Required action = Be exact. Print each record as it stands.

Material supplied =
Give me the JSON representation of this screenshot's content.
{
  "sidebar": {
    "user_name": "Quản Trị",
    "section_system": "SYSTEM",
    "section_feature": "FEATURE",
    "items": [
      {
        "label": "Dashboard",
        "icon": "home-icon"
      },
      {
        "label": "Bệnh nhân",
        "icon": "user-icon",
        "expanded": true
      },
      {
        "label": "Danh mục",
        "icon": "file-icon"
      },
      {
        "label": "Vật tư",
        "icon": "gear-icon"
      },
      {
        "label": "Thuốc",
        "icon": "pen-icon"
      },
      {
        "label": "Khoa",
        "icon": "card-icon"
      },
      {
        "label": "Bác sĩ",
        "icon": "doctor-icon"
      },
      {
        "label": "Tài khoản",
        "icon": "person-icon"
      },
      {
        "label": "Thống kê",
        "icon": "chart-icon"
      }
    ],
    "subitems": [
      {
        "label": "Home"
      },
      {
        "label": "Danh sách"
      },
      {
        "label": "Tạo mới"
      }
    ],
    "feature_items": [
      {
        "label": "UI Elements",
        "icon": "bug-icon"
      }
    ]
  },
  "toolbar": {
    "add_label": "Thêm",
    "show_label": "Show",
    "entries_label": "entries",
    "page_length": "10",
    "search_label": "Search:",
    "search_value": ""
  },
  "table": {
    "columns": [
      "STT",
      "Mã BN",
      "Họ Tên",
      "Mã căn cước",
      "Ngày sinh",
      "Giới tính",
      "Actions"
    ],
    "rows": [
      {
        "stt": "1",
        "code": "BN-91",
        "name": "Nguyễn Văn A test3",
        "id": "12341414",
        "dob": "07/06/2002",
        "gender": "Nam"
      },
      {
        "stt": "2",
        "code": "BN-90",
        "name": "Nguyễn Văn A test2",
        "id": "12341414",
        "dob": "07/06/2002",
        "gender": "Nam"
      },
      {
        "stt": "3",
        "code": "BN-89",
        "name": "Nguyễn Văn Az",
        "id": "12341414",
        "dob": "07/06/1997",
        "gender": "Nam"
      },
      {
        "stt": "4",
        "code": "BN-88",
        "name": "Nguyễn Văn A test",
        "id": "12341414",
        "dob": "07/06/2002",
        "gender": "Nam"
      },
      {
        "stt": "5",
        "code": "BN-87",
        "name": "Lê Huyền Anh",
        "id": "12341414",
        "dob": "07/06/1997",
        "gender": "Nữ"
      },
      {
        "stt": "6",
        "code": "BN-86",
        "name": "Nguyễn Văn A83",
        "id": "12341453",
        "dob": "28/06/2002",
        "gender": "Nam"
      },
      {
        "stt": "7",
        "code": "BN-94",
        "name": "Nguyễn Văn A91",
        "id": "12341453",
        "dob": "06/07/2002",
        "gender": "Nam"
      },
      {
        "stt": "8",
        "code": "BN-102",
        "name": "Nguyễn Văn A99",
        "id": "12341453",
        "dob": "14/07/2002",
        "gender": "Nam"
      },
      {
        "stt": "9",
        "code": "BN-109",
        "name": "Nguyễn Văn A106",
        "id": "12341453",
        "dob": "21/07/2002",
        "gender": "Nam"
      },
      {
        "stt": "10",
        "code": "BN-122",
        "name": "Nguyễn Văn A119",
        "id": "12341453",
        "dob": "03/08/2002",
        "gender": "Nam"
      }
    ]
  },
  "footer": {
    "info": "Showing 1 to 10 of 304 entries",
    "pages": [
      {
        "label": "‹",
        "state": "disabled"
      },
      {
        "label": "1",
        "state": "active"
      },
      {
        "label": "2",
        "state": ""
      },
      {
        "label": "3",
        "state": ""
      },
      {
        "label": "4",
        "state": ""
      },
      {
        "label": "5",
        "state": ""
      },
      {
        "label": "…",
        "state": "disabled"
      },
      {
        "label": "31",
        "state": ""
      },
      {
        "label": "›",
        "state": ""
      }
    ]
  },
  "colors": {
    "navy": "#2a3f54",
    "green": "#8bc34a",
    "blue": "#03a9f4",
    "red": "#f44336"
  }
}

Solution =
Give me the JSON representation of this screenshot's content.
{
  "sidebar": {
    "user_name": "Quản Trị",
    "section_system": "SYSTEM",
    "section_feature": "FEATURE",
    "items": [
      {
        "label": "Dashboard",
        "icon": "home-icon"
      },
      {
        "label": "Bệnh nhân",
        "icon": "user-icon",
        "expanded": true
      },
      {
        "label": "Danh mục",
        "icon": "file-icon"
      },
      {
        "label": "Vật tư",
        "icon": "gear-icon"
      },
      {
        "label": "Thuốc",
        "icon": "pen-icon"
      },
      {
        "label": "Khoa",
        "icon": "card-icon"
      },
      {
        "label": "Bác sĩ",
        "icon": "doctor-icon"
      },
      {
        "label": "Tài khoản",
        "icon": "person-icon"
      },
      {
        "label": "Thống kê",
        "icon": "chart-icon"
      }
    ],
    "subitems": [
      {
        "label": "Home"
      },
      {
        "label": "Danh sách"
      },
      {
        "label": "Tạo mới"
      }
    ],
    "feature_items": [
      {
        "label": "UI Elements",
        "icon": "bug-icon"
      }
    ]
  },
  "toolbar": {
    "add_label": "Thêm",
    "show_label": "Show",
    "entries_label": "entries",
    "page_length": "10",
    "search_label": "Search:",
    "search_value": ""
  },
  "table": {
    "columns": [
      "STT",
      "Mã BN",
      "Họ Tên",
      "Mã căn cước",
      "Ngày sinh",
      "Giới tính",
      "Actions"
    ],
    "rows": [
      {
        "stt": "1",
        "code": "BN-91",
        "name": "Nguyễn Văn A test3",
        "id": "12341414",
        "dob": "07/06/2002",
        "gender": "Nam"
      },
      {
        "stt": "2",
        "code": "BN-90",
        "name": "Nguyễn Văn A test2",
        "id": "12341414",
        "dob": "07/06/2002",
        "gender": "Nam"
      },
      {
        "stt": "3",
        "code": "BN-89",
        "name": "Nguyễn Văn Az",
        "id": "12341414",
        "dob": "07/06/1997",
        "gender": "Nam"
      },
      {
        "stt": "4",
        "code": "BN-88",
        "name": "Nguyễn Văn A test",
        "id": "12341414",
        "dob": "07/06/2002",
        "gender": "Nam"
      },
      {
        "stt": "5",
        "code": "BN-87",
        "name": "Lê Huyền Anh",
        "id": "12341414",
        "dob": "07/06/1997",
        "gender": "Nữ"
      },
      {
        "stt": "6",
        "code": "BN-86",
        "name": "Nguyễn Văn A83",
        "id": "12341453",
        "dob": "28/06/2002",
        "gender": "Nam"
      },
      {
        "stt": "7",
        "code": "BN-94",
        "name": "Nguyễn Văn A91",
        "id": "12341453",
        "dob": "06/07/2002",
        "gender": "Nam"
      },
      {
        "stt": "8",
        "code": "BN-102",
        "name": "Nguyễn Văn A99",
        "id": "12341453",
        "dob": "14/07/2002",
        "gender": "Nam"
      },
      {
        "stt": "9",
        "code": "BN-109",
        "name": "Nguyễn Văn A106",
        "id": "12341453",
        "dob": "21/07/2002",
        "gender": "Nam"
      },
      {
        "stt": "10",
        "code": "BN-122",
        "name": "Nguyễn Văn A119",
        "id": "12341453",
        "dob": "03/08/2002",
        "gender": "Nam"
      }
    ]
  },
  "footer": {
    "info": "Showing 1 to 10 of 304 entries",
    "pages": [
      {
        "label": "‹",
        "state": "disabled"
      },
      {
        "label": "1",
        "state": "active"
      },
      {
        "label": "2",
        "state": ""
      },
      {
        "label": "3",
        "state": ""
      },
      {
        "label": "4",
        "state": ""
      },
      {
        "label": "5",
        "state": ""
      },
      {
        "label": "…",
        "state": "disabled"
      },
      {
        "label": "31",
        "state": ""
      },
      {
        "label": "›",
        "state": ""
      }
    ]
  },
  "colors": {
    "navy": "#2a3f54",
    "green": "#8bc34a",
    "blue": "#03a9f4",
    "red": "#f44336"
  }
}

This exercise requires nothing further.